Disappearing golf balls is just one of many, um, conditions we’ve adapted to when racing the early-setting sun to get in 18 holes. It’s sort of like the children’s book, “I Wish I Had Duck’s Feet,” only the webbed foot is replaced with two gloves, a toque, long underwear, winter boots, and at least four upper layers.

Of course, our brethren in the Midwest and New England might implore us to quit whining. We’re playing golf in December, January, and February, months when their green paradise transforms into cross-country ski trails.

And imagine the Scots, who have every right to lampoon our complaints. The bloody game was, after all, created in a meadow lashed by rain and cloaked in sub 50-degree weather with a wind chill that often turned a fine day frigid – and that’s during a Scotland summer.

Northwest muni golfers maintain a unique rating system in winter, building a “not to play” rota based more on environmental conditions than signature par-3s or par-5s with two-shot potential.

A man and young child on a golf course in the rain

Frequency of temporary green use, those dreaded fairway cups encircled by turf chalk, often tops the list.
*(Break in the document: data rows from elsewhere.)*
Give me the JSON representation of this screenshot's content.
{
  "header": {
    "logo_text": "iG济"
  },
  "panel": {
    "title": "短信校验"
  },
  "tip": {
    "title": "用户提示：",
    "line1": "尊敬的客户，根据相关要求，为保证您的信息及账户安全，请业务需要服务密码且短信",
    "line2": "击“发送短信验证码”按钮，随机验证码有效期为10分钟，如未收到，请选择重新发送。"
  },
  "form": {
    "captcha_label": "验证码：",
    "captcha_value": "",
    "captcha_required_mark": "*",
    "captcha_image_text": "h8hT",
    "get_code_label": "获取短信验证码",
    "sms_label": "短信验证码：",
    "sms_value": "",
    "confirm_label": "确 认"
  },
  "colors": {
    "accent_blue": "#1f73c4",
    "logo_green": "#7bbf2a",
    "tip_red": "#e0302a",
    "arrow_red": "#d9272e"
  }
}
True, the ball stops like a tour pro’s approach, but who wants to putt through tall grass and various sized lumps of mud?

Speaking of mud, plugging also places high on the list of inhospitable intemperate conditions. Searching for an embedded ball that fell splat in the middle of the fairway or the one that self-buried en route to see Hades just off the apron is as irritating as it is expensive.

With the exception of the tee box, plugging is an equal opportunity mishap. I once thought only wedge approaches were fraught with plugging potential, until my drive actually dug a hole and backed up. Okay, it wasn’t a stellar drive, but I still wasn’t expecting to see a pitch mark 225 yards down the fairway.

Plugged balls aren’t really different than bunker landings, they’re just without the sand. You can have a fried egg with just the top hemisphere of the ball exposed, a buried lie or somewhere in between.

But no need to be discouraged. Gardening season is over, so it’s easy to stow away that trowel in your golf bag for digging up golf balls like last summer’s tulip bulbs.

Plugging is far from the only seasonal variety to winter duffing around here. Consider those bunkers, which, sand be damned, quickly reveal their impervious nature by forming ever deepening pools over the course of the winter.

How you play these “water hazards” reflects how you usually play. Some of us place the ball at water’s edge in the clay, others choose to extract the ball from the bunker altogether, placing it on a tee of grass. No closer to the hole, of course. Hey, it’s winter golf – the heck with the handicap; we can’t post a score anyway.

Playing in the rain and wind requires a definite bounce in your step, a jaunty gait that serves dual purposes by accelerating your round while generating more body heat.

It’s good the energy goes somewhere, because getting bounce off your wedges near the green proves an interesting exercise in adjustments. To stick with the gardening metaphor, your greenside SW or LW tool often becomes more “hoe” than wedge come winter, apparently eager to dig deeply into the soft soil rather than popping gently off the turf, often lofting a swatch of grass toward the hole as the ball sits idly by.

All of this talk about saturated fairways and plugged balls may sound like I’m whining which, I suppose, I am. Yet flying turf and disappearing dimples are small prices to pay for 365 days of potential golf every year. Toss in the ability to ski in the morning and hit the links come afternoon and a besotted bliss is there for the taking.

There’s one other factor that will never dampen the spirits of a local player. Where does the “lift, clean, and place” rule run from early September through July 5th? Only in the Pacific Northwest, that’s where.

So grab your galoshes and tee it up. Soggy days are here again.

Crai S. Bower writes scores of adventure travel articles a year for over 25 publications, including golf stories for American Way, Hearst Media and Journey magazine, among others. He appears regularly on the American Forces Network as a travel commentator. Visit his site at